**TO DO**.
Please copy out the lines in the entries that contain "name".

★ ★ ★ ★

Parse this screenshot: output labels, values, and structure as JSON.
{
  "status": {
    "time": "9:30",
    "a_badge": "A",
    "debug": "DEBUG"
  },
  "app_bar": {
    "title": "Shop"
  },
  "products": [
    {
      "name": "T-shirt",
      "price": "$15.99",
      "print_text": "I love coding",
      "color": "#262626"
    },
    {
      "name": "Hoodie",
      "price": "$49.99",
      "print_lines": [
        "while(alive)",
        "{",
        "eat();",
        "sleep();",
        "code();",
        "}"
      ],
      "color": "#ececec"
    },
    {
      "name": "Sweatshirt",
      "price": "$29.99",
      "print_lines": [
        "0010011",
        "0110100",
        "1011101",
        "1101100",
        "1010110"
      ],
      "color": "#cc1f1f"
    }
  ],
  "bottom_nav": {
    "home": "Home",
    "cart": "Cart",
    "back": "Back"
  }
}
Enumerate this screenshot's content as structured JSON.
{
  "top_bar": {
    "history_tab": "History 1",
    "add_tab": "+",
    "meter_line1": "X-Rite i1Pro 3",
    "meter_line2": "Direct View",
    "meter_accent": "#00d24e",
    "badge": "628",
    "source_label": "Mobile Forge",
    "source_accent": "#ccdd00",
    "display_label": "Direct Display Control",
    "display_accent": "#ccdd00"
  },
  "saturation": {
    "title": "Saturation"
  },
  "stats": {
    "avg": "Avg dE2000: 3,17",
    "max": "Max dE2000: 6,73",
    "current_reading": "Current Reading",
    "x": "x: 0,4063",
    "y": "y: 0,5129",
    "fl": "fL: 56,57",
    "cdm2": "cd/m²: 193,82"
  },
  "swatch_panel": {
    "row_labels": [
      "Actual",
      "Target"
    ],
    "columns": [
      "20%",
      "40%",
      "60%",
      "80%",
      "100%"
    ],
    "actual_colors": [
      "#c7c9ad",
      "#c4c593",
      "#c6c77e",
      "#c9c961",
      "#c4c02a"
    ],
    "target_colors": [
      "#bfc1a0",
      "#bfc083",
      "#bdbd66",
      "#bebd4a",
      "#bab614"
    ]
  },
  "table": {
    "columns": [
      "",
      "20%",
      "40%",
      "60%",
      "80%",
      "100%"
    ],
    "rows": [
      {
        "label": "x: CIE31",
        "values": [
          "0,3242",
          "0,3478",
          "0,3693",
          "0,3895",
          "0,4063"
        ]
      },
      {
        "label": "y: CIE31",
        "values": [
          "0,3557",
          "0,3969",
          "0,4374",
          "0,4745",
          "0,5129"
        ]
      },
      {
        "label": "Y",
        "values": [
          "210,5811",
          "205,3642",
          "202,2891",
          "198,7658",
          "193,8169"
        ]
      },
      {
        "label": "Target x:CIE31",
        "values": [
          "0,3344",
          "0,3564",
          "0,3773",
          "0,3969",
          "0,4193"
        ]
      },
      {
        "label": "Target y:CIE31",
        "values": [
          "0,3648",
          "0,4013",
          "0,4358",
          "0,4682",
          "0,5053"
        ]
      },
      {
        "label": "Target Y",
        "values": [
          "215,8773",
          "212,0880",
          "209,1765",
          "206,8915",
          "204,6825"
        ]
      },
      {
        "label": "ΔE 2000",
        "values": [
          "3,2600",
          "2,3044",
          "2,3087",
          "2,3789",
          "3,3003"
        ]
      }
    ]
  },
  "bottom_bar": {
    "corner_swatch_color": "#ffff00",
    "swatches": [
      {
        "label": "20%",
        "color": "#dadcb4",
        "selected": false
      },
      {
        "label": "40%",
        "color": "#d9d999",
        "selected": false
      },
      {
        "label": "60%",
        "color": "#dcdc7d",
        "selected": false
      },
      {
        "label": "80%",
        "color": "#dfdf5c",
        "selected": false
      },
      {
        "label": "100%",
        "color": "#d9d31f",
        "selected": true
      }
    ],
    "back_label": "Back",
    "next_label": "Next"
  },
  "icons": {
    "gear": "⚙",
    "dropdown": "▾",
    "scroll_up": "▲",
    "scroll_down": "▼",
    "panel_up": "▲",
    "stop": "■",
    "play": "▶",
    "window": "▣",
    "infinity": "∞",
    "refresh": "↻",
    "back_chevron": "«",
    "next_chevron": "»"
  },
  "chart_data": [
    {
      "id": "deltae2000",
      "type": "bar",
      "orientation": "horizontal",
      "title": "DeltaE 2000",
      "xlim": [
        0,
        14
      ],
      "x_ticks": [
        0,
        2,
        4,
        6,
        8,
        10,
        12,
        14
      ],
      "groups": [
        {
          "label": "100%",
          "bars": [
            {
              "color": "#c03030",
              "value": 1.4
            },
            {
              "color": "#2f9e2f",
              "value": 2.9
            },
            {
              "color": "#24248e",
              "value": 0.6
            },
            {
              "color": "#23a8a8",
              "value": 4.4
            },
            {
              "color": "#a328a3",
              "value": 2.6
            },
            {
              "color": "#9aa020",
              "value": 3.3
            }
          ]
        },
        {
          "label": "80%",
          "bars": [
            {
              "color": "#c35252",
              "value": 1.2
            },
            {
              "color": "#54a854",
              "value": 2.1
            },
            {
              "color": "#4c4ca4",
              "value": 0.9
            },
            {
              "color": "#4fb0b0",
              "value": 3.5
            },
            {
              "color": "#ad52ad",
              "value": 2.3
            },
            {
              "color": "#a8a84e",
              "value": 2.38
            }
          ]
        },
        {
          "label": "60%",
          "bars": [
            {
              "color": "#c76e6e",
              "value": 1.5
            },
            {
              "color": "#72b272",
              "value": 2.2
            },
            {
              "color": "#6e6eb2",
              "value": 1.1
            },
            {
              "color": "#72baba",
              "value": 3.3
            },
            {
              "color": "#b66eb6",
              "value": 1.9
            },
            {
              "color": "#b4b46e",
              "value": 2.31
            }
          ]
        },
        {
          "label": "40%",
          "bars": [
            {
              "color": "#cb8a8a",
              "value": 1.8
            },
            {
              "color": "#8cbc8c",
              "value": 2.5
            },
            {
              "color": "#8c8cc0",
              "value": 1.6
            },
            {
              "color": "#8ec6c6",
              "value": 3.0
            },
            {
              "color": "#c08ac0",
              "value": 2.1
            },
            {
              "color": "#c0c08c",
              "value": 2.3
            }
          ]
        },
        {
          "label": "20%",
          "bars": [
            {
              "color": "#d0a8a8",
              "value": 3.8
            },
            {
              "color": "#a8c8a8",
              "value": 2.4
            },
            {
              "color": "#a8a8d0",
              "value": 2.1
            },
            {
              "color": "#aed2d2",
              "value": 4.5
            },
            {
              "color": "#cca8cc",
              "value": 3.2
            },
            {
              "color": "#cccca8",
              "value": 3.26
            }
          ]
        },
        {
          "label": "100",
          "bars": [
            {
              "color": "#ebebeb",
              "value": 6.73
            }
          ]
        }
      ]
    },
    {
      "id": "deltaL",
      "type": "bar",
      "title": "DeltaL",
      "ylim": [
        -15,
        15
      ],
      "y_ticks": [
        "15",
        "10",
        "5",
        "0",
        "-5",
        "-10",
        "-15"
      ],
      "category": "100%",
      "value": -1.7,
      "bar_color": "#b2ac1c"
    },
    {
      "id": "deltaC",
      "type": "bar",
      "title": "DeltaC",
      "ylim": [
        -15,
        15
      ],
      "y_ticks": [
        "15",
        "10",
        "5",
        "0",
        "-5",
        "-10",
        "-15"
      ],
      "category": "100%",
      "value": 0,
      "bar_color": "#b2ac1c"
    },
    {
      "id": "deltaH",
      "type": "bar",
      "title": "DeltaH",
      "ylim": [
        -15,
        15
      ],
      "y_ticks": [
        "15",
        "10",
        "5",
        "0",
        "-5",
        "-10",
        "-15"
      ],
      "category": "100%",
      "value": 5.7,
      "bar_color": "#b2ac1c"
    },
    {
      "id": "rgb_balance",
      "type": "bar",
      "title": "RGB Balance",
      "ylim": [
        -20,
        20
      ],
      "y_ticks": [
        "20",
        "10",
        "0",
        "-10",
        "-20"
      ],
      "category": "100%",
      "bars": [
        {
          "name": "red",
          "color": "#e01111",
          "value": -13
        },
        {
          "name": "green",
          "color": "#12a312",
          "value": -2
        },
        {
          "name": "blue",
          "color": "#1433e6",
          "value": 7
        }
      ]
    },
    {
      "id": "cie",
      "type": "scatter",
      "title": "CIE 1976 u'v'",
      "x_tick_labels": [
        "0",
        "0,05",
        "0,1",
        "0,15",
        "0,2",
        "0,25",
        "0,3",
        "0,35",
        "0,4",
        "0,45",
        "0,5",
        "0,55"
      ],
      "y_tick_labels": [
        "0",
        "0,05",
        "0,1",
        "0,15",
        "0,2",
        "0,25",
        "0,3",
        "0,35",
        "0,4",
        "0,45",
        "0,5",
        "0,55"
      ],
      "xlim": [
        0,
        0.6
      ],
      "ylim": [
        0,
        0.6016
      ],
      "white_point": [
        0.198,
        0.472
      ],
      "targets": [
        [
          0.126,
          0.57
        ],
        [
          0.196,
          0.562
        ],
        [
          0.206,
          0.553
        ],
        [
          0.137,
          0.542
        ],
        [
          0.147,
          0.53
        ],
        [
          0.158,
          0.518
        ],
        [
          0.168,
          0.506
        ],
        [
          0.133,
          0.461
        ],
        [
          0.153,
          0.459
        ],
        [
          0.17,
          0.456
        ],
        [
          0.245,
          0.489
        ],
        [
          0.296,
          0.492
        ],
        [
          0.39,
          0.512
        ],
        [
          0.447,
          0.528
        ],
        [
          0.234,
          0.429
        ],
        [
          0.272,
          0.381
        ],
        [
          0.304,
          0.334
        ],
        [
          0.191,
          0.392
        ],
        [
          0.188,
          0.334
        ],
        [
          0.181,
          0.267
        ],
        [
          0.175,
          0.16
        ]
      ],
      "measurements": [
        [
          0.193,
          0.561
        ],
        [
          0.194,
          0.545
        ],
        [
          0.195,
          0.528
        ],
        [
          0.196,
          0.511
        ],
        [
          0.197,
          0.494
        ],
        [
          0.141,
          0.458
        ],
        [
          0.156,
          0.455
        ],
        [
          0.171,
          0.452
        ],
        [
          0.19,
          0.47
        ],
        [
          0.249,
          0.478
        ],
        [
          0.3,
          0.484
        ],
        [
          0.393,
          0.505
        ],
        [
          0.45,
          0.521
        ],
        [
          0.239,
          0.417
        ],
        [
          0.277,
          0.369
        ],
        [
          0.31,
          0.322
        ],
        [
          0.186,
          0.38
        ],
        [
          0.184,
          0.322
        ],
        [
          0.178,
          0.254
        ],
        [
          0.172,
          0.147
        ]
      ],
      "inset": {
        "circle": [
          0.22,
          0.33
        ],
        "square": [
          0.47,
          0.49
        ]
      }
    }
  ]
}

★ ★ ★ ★

**ANSWER FOR THIS EXERCISE**.
      "name": "T-shirt",
      "name": "Hoodie",
      "name": "Sweatshirt",
          "name": "red",
          "name": "green",
          "name": "blue",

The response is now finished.